So Flight Of The Conchords’ wry guy is a vampire now
FILM by Jorge Ignacio Castillo
What We Do in the Shadows
RPL Film Theatre
Oct. 29-Nov. 31
There’s something surreal about meeting Jemaine Clement in person. Bespectacled, tall and lanky, he perfectly fits any preconception you may have of him based on his Flight Of The Conchords public persona.
With the comic duo on hiatus (talk about a movie, nothing concrete), Clement co-wrote, co-directed and co-starred in What We Do In The Shadows, a New Zealand-made horror parody that gets a lot of mileage from a premise a thousand times visited: Vampire life in modern times. Clement plays one of three bloodsuckers that share a flat. The polar opposite of the seductive creatures in Only Lovers Left Alive, the vampires in Shadows are petty, painfully uninteresting and not all that deep, despite the hundreds of years of experience.
Clement and frequent collaborator Taika Waititi (set to direct Thor: Ragnarok, no less) do a terrific job spoofing the genre without falling back on obvious jokes. In fact, the film’s MVP is some guy named Stu — originally a glorified extra — whose character grows to become the silent straight man to a pile of wacky vampires and werewolves.
In case you’re wondering, Bret McKenzie is nowhere to be found, but Rhys Darby (New Zealand’s cultural attaché in the Flight of the Conchords TV show) is around for the kicks.
I talked with Jemaine briefly two Toronto Film Festivals ago. Infallibly polite and deadpan, it’s hard to tell if Clement was ever engaged.
Tell me about your relationship with horror films.
When I was five, I saw my first horror film. I couldn’t sleep, turned on the TV and found this vampire film, some guy hypnotizing people and drinking their blood. I was fascinated by it. I had several nightmares: Vampires chasing me or me becoming one.
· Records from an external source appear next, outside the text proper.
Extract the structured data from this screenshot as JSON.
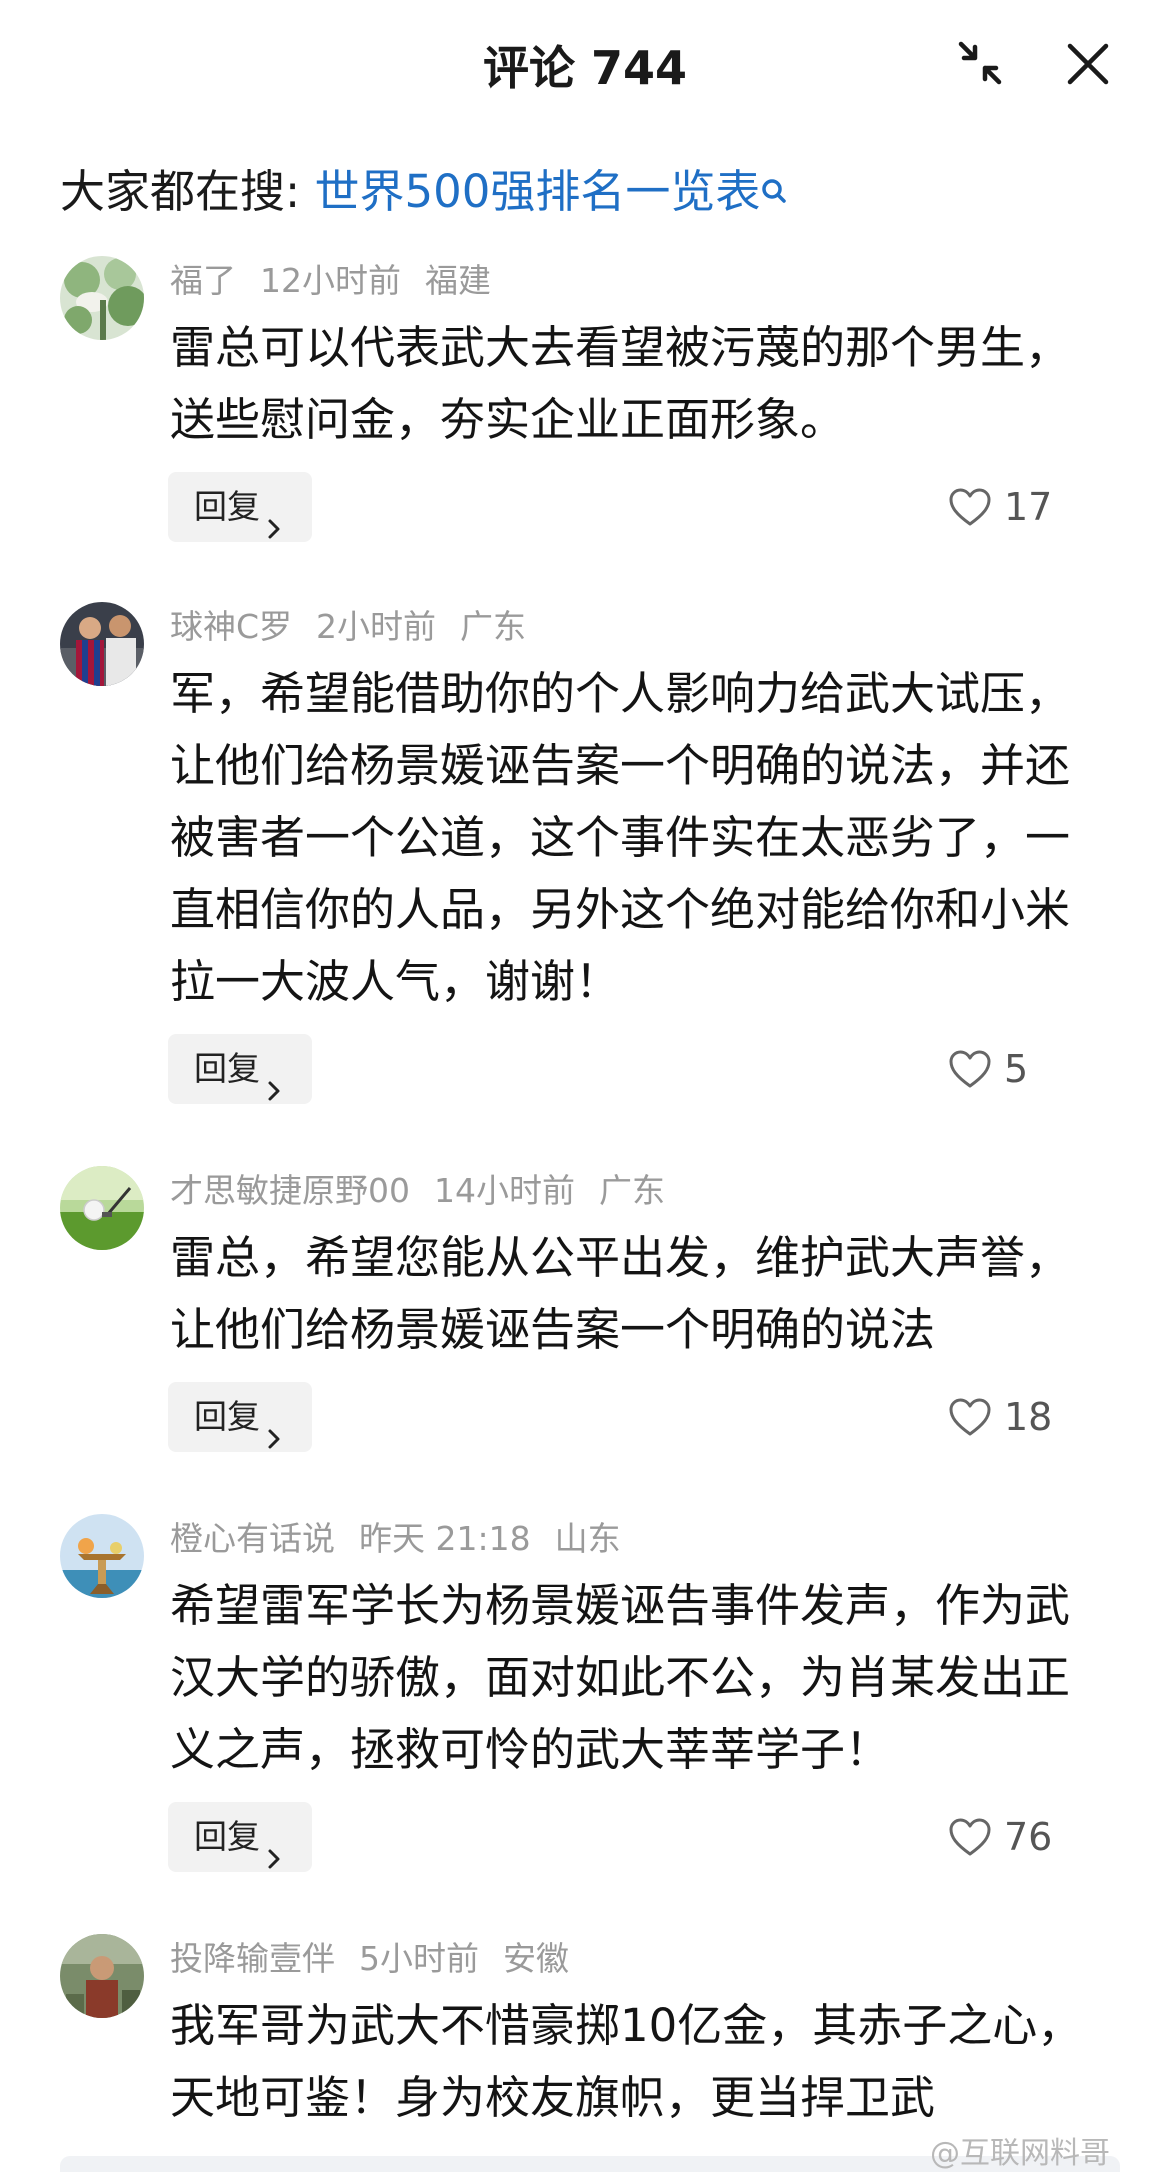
{
  "header": {
    "title": "评论 744"
  },
  "search": {
    "prefix": "大家都在搜:",
    "link": "世界500强排名一览表"
  },
  "reply_label": "回复",
  "comments": [
    {
      "user": "福了",
      "time": "12小时前",
      "location": "福建",
      "text": "雷总可以代表武大去看望被污蔑的那个男生，送些慰问金，夯实企业正面形象。",
      "likes": "17"
    },
    {
      "user": "球神C罗",
      "time": "2小时前",
      "location": "广东",
      "text": "军，希望能借助你的个人影响力给武大试压，让他们给杨景媛诬告案一个明确的说法，并还被害者一个公道，这个事件实在太恶劣了，一直相信你的人品，另外这个绝对能给你和小米拉一大波人气，谢谢！",
      "likes": "5"
    },
    {
      "user": "才思敏捷原野00",
      "time": "14小时前",
      "location": "广东",
      "text": "雷总，希望您能从公平出发，维护武大声誉，让他们给杨景媛诬告案一个明确的说法",
      "likes": "18"
    },
    {
      "user": "橙心有话说",
      "time": "昨天 21:18",
      "location": "山东",
      "text": "希望雷军学长为杨景媛诬告事件发声，作为武汉大学的骄傲，面对如此不公，为肖某发出正义之声，拯救可怜的武大莘莘学子！",
      "likes": "76"
    },
    {
      "user": "投降输壹伴",
      "time": "5小时前",
      "location": "安徽",
      "text": "我军哥为武大不惜豪掷10亿金，其赤子之心，天地可鉴！身为校友旗帜，更当捍卫武"
    }
  ],
  "watermark": "@互联网料哥",
  "colors": {
    "link": "#1f6fc5",
    "meta": "#9a9a9a",
    "reply_bg": "#f2f2f2"
  }
}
Besides being one of the leads, you co-directed What We Do In The Shadows. How hard was to do both?
And for the same money. Taika would direct my scenes and vice versa, but sometimes he would be shooting something else and I’d come up with something and film it by myself. If we had an idea, we would just do it and look at it later. We ended up with so much footage to wiggle in. We allowed some improvising by describing the scene to the actors, but if it didn’t work, we had lines for them to read.
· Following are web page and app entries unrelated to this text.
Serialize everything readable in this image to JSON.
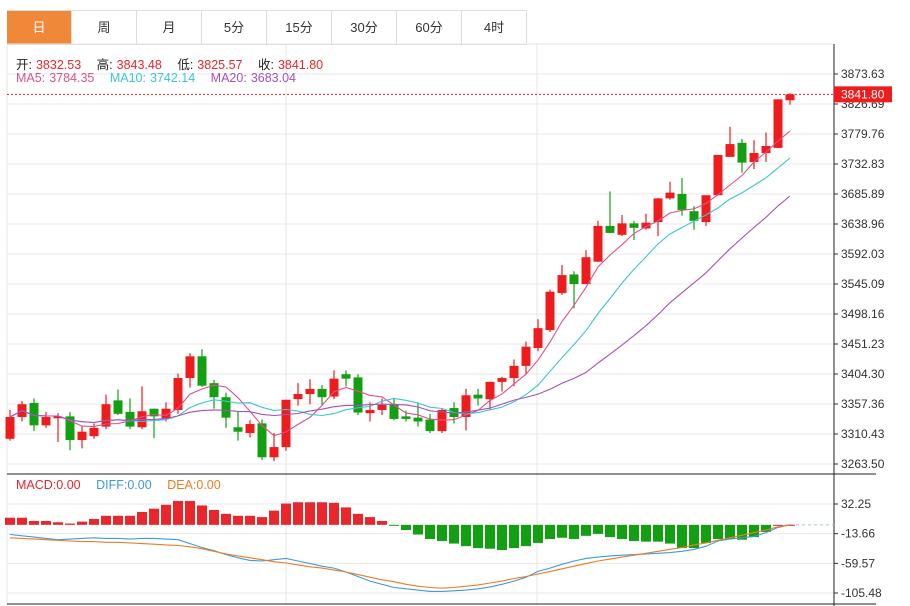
{
  "tabs": [
    {
      "label": "日",
      "active": true
    },
    {
      "label": "周"
    },
    {
      "label": "月"
    },
    {
      "label": "5分"
    },
    {
      "label": "15分"
    },
    {
      "label": "30分"
    },
    {
      "label": "60分"
    },
    {
      "label": "4时"
    }
  ],
  "ohlc_info": {
    "open_label": "开:",
    "open": "3832.53",
    "high_label": "高:",
    "high": "3843.48",
    "low_label": "低:",
    "low": "3825.57",
    "close_label": "收:",
    "close": "3841.80"
  },
  "ma_info": {
    "ma5_label": "MA5:",
    "ma5": "3784.35",
    "ma10_label": "MA10:",
    "ma10": "3742.14",
    "ma20_label": "MA20:",
    "ma20": "3683.04"
  },
  "macd_info": {
    "macd_label": "MACD:",
    "macd": "0.00",
    "diff_label": "DIFF:",
    "diff": "0.00",
    "dea_label": "DEA:",
    "dea": "0.00"
  },
  "colors": {
    "up": "#ee1c1c",
    "down": "#12a012",
    "ma5": "#e0508a",
    "ma10": "#3cc4d4",
    "ma20": "#a650c0",
    "macd": "#e8262b",
    "diff": "#3d9be0",
    "dea": "#f07a22",
    "tab_active": "#f0883a"
  },
  "chart_data": [
    {
      "type": "candlestick",
      "price_ticks": [
        "3873.63",
        "3826.69",
        "3779.76",
        "3732.83",
        "3685.89",
        "3638.96",
        "3592.03",
        "3545.09",
        "3498.16",
        "3451.23",
        "3404.30",
        "3357.36",
        "3310.43",
        "3263.50"
      ],
      "ylim": [
        3263.5,
        3873.63
      ],
      "last_price": "3841.80",
      "grid": true,
      "ma_periods": [
        5,
        10,
        20
      ],
      "candles": [
        [
          3303,
          3348,
          3300,
          3337
        ],
        [
          3337,
          3362,
          3330,
          3357
        ],
        [
          3359,
          3366,
          3315,
          3324
        ],
        [
          3324,
          3345,
          3320,
          3337
        ],
        [
          3335,
          3343,
          3298,
          3338
        ],
        [
          3338,
          3345,
          3285,
          3301
        ],
        [
          3301,
          3322,
          3288,
          3314
        ],
        [
          3307,
          3327,
          3303,
          3320
        ],
        [
          3322,
          3372,
          3318,
          3357
        ],
        [
          3363,
          3380,
          3340,
          3342
        ],
        [
          3345,
          3366,
          3318,
          3322
        ],
        [
          3321,
          3385,
          3318,
          3346
        ],
        [
          3350,
          3350,
          3304,
          3338
        ],
        [
          3335,
          3360,
          3330,
          3350
        ],
        [
          3348,
          3405,
          3342,
          3398
        ],
        [
          3398,
          3437,
          3383,
          3432
        ],
        [
          3432,
          3443,
          3384,
          3386
        ],
        [
          3390,
          3395,
          3350,
          3368
        ],
        [
          3368,
          3375,
          3320,
          3336
        ],
        [
          3321,
          3345,
          3300,
          3314
        ],
        [
          3312,
          3332,
          3305,
          3326
        ],
        [
          3327,
          3333,
          3270,
          3274
        ],
        [
          3274,
          3312,
          3268,
          3290
        ],
        [
          3290,
          3364,
          3284,
          3364
        ],
        [
          3365,
          3390,
          3355,
          3373
        ],
        [
          3373,
          3396,
          3357,
          3381
        ],
        [
          3381,
          3387,
          3355,
          3368
        ],
        [
          3369,
          3410,
          3365,
          3397
        ],
        [
          3404,
          3410,
          3385,
          3397
        ],
        [
          3399,
          3404,
          3340,
          3344
        ],
        [
          3343,
          3360,
          3330,
          3348
        ],
        [
          3348,
          3366,
          3340,
          3356
        ],
        [
          3356,
          3366,
          3332,
          3334
        ],
        [
          3338,
          3347,
          3330,
          3334
        ],
        [
          3336,
          3360,
          3322,
          3330
        ],
        [
          3333,
          3342,
          3312,
          3315
        ],
        [
          3315,
          3350,
          3312,
          3348
        ],
        [
          3351,
          3360,
          3327,
          3337
        ],
        [
          3337,
          3381,
          3316,
          3371
        ],
        [
          3372,
          3381,
          3355,
          3366
        ],
        [
          3365,
          3392,
          3348,
          3392
        ],
        [
          3392,
          3400,
          3377,
          3398
        ],
        [
          3398,
          3427,
          3385,
          3417
        ],
        [
          3417,
          3455,
          3405,
          3447
        ],
        [
          3445,
          3490,
          3440,
          3476
        ],
        [
          3473,
          3536,
          3470,
          3533
        ],
        [
          3531,
          3575,
          3528,
          3559
        ],
        [
          3560,
          3565,
          3507,
          3545
        ],
        [
          3545,
          3598,
          3545,
          3587
        ],
        [
          3580,
          3644,
          3580,
          3636
        ],
        [
          3636,
          3690,
          3625,
          3625
        ],
        [
          3622,
          3653,
          3620,
          3640
        ],
        [
          3640,
          3644,
          3614,
          3633
        ],
        [
          3632,
          3655,
          3630,
          3641
        ],
        [
          3642,
          3680,
          3620,
          3679
        ],
        [
          3679,
          3705,
          3677,
          3688
        ],
        [
          3686,
          3711,
          3652,
          3661
        ],
        [
          3659,
          3667,
          3630,
          3644
        ],
        [
          3642,
          3684,
          3636,
          3684
        ],
        [
          3684,
          3747,
          3684,
          3747
        ],
        [
          3744,
          3791,
          3744,
          3764
        ],
        [
          3766,
          3772,
          3719,
          3735
        ],
        [
          3736,
          3770,
          3725,
          3750
        ],
        [
          3750,
          3782,
          3736,
          3761
        ],
        [
          3758,
          3834,
          3758,
          3834
        ],
        [
          3832.53,
          3843.48,
          3825.57,
          3841.8
        ]
      ]
    },
    {
      "type": "macd",
      "ticks": [
        "32.25",
        "-13.66",
        "-59.57",
        "-105.48"
      ],
      "ylim": [
        -105.48,
        32.25
      ],
      "macd": [
        11,
        11,
        6,
        6,
        4,
        2,
        5,
        9,
        14,
        14,
        14,
        20,
        25,
        31,
        37,
        37,
        30,
        23,
        17,
        14,
        14,
        12,
        22,
        33,
        35,
        35,
        35,
        34,
        27,
        17,
        12,
        6,
        -1,
        -8,
        -15,
        -22,
        -25,
        -29,
        -33,
        -36,
        -37,
        -39,
        -36,
        -33,
        -28,
        -22,
        -20,
        -22,
        -17,
        -14,
        -19,
        -22,
        -25,
        -26,
        -26,
        -29,
        -36,
        -36,
        -28,
        -22,
        -22,
        -23,
        -19,
        -11,
        0,
        0
      ],
      "diff": [
        -15,
        -17,
        -19,
        -21,
        -23,
        -22,
        -21,
        -20,
        -21,
        -21,
        -22,
        -21,
        -21,
        -22,
        -23,
        -29,
        -35,
        -40,
        -46,
        -51,
        -55,
        -56,
        -54,
        -52,
        -56,
        -60,
        -64,
        -67,
        -73,
        -80,
        -87,
        -92,
        -97,
        -99,
        -101,
        -103,
        -103,
        -102,
        -101,
        -99,
        -96,
        -92,
        -87,
        -81,
        -72,
        -67,
        -61,
        -56,
        -52,
        -50,
        -48,
        -47,
        -46,
        -45,
        -44,
        -43,
        -41,
        -38,
        -33,
        -25,
        -22,
        -20,
        -18,
        -12,
        -4,
        0
      ],
      "dea": [
        -20,
        -21,
        -22,
        -23,
        -24,
        -25,
        -26,
        -26,
        -27,
        -27,
        -28,
        -29,
        -30,
        -31,
        -32,
        -34,
        -37,
        -41,
        -45,
        -48,
        -51,
        -54,
        -57,
        -59,
        -62,
        -65,
        -67,
        -70,
        -73,
        -77,
        -81,
        -85,
        -88,
        -92,
        -95,
        -97,
        -98,
        -97,
        -95,
        -93,
        -90,
        -87,
        -83,
        -80,
        -76,
        -72,
        -68,
        -64,
        -60,
        -56,
        -53,
        -50,
        -47,
        -44,
        -41,
        -38,
        -35,
        -31,
        -28,
        -24,
        -20,
        -16,
        -12,
        -8,
        -3,
        0
      ]
    }
  ]
}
Considering that you dabble in music, comedy and acting, how do you manage your time?
I haven’t been managing it very well. This project took so much longer than I thought. I’ve been involved with it since doing Flight of the Conchords. I intend to be structured about it, like “okay, I’m going to spend a month writing songs” but that often falls by the wayside. I function by deadlines. It’s really great to have a small part in a big movie because you have a lot of free time. A good part of the script of Shadows was done when I was doing Men in Black 3.
But your part in MIB3 wasn’t small.
Production went on for eight months and I shot for 44 days or something like that.
I remember watching Men in Black 3 and thinking “Jemaine is so funny, why is this movie not using him better?”
Yeah… [trails off]
What is the biggest misconception about you?
That I hang out with Bret every day [laughs]. When you’re a comedian, a lot of people ask you to tell jokes all the time, on the street, wherever. I can’t even remember one.
Do people ask you to sing?
On the plane especially, if I’m carrying my guitar.
Do you oblige?